EU Energy Ministers to discuss European Commission plan to cut gas usage
Sectors: oil and gas
Key Risks: inflation; energy shortages
In Belgium, on 26 July EU Energy Ministers are set to hold an emergency council in Brussels to discuss a European Commission proposal that would require member states to cut gas usage by 15 per cent. The Commission put forward the plan on 20 July as a way for the bloc to prepare for a possible shortage of Russian natural gas supplies during the winter months and as part of wider efforts for the bloc to wean itself off Russian gas supplies by 2027. The plan has triggered criticism from some EU member states which argue that a blanket 15 per cent reduction target would be unfair and that it fails to account for national specificities. Exemptions are expected at least for Spain, Portugal, island nations and the Baltic states. Other carve outs and concessions are likely.
Libya’s militias clash in Tripoli and Misrata; controversial referendum held in Tunisia
Key Risks: political violence; civil unrest; political instability
In Libya, at least 16 people, including civilians, were killed and 52 others were injured in overnight clashes between the RADA Special Deterrence Force militia and the Tripoli Revoutionaries Brigade in Tripoli on 21-22 July. Additional clashes erupted near Misrata on 23 July between the Government of National Unity-aligned Joint Operations Force and the rival Government of National Stability-loyal Mahjub Brigade. The clashes registered the first civilian casualties since the October 2020 truce ended the country’s second civil war. Further violence is likely as tensions rise. Meanwhile, on 25 July voting began in Tunisia as part of a controversial referendum on President Kais Sa’id’s draft constitution set to expand his executive powers and further undermine parliament and the judiciary. The referendum is likely to pass amid low public enthusiasm and a boycott by major parties, further cementing Sa’id’s one-man rule.

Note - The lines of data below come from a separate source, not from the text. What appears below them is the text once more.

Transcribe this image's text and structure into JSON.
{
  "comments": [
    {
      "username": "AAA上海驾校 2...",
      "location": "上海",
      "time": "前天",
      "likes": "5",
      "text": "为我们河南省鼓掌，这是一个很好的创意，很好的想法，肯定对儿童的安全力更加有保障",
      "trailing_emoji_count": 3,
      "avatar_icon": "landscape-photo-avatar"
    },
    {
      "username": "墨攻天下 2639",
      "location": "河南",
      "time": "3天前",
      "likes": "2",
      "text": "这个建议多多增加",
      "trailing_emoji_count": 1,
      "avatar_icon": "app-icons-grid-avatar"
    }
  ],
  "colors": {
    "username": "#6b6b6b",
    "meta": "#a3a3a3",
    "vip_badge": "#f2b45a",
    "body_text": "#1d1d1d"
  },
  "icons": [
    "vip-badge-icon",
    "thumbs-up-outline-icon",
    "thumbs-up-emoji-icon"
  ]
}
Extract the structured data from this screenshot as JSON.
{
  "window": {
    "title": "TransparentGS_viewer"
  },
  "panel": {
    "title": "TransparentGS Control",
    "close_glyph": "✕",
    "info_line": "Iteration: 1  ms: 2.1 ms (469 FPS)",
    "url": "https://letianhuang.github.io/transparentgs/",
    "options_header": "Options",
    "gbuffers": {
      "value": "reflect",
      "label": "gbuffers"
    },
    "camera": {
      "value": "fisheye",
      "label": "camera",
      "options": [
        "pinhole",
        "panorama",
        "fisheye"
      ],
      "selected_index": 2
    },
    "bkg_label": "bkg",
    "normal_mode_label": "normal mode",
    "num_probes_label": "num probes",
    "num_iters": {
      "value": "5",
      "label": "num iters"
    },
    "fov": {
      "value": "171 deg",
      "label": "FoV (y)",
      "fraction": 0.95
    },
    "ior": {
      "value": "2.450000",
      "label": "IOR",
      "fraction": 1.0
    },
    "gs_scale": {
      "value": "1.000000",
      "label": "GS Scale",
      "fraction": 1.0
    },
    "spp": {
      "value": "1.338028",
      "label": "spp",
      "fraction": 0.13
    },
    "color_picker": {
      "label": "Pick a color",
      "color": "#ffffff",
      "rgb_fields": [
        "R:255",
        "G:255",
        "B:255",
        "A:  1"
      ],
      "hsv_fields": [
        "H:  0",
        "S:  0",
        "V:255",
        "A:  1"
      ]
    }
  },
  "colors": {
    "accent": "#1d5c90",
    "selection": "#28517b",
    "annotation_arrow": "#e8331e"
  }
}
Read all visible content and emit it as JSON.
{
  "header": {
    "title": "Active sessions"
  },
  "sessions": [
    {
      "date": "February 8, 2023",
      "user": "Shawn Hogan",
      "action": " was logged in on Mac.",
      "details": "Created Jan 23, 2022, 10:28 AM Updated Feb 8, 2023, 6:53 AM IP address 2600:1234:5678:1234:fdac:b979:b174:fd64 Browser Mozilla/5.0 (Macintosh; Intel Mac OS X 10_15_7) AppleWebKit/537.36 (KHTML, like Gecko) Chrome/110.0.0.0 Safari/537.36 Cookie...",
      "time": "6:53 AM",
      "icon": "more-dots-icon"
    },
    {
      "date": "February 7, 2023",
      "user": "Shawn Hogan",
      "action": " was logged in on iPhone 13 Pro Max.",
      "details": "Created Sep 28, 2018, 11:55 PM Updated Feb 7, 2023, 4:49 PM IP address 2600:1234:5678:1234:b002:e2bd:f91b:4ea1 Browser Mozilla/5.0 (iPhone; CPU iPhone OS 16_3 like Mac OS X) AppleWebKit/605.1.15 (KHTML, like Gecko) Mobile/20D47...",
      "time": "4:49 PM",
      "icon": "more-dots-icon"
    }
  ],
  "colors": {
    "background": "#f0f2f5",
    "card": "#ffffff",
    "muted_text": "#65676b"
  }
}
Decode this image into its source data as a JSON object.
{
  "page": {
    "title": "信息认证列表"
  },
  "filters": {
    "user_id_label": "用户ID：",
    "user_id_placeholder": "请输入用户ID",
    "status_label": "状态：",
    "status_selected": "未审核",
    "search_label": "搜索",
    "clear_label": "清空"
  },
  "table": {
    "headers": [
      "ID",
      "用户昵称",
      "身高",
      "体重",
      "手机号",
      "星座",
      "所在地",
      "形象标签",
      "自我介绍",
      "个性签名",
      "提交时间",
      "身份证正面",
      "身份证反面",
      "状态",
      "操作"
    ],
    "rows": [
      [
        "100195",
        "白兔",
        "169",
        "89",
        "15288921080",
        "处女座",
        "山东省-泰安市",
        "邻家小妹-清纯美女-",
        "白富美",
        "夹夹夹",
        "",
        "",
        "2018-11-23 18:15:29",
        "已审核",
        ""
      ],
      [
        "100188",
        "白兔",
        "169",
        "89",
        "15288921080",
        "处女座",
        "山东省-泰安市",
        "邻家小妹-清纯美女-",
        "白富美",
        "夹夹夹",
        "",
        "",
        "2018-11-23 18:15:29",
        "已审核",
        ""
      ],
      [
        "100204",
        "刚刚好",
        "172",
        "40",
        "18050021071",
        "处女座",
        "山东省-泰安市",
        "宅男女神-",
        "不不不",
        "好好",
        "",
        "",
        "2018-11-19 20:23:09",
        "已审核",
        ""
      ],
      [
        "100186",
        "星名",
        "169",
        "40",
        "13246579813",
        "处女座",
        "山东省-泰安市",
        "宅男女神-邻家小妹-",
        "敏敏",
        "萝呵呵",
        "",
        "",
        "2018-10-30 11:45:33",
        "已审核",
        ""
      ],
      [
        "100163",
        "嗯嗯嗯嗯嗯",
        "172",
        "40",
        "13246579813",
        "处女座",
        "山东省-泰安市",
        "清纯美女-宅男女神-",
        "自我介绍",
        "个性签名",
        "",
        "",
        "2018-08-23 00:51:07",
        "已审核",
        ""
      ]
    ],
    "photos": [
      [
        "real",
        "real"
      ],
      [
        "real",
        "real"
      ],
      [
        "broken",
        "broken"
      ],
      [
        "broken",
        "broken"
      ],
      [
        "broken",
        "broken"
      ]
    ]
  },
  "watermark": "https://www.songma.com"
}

Nigeria to address oil and gas insecurity issues to double LNG supply to EU
Sectors: all, oil and gas
Key Risks: supply chain risks; business and trade risks
In Nigeria, the oil and gas industry faces ongoing security issues which often materialise in mass thefts causing pipeline closures such as the Trans Niger pipeline, which authorities hope to reopen in August 2022. Only 5 per cent of all crude oil pumped through the Trans Niger pipeline between October 2021 and February 2022 was received by producers – the remaining 95 per cent was lost to illegal oil bunkering. The EU’s 23 July announcement to double their supply of LNG from Nigeria from 14 to 28 per cent furthers the bloc’s shift away from Russian gas in preparation for potential Russian supply cuts. Insecurity related to Nigeria’s oil and gas sector, specifically in the Niger Delta, is now more likely to be addressed by authorities incentivised by the EU’s decision.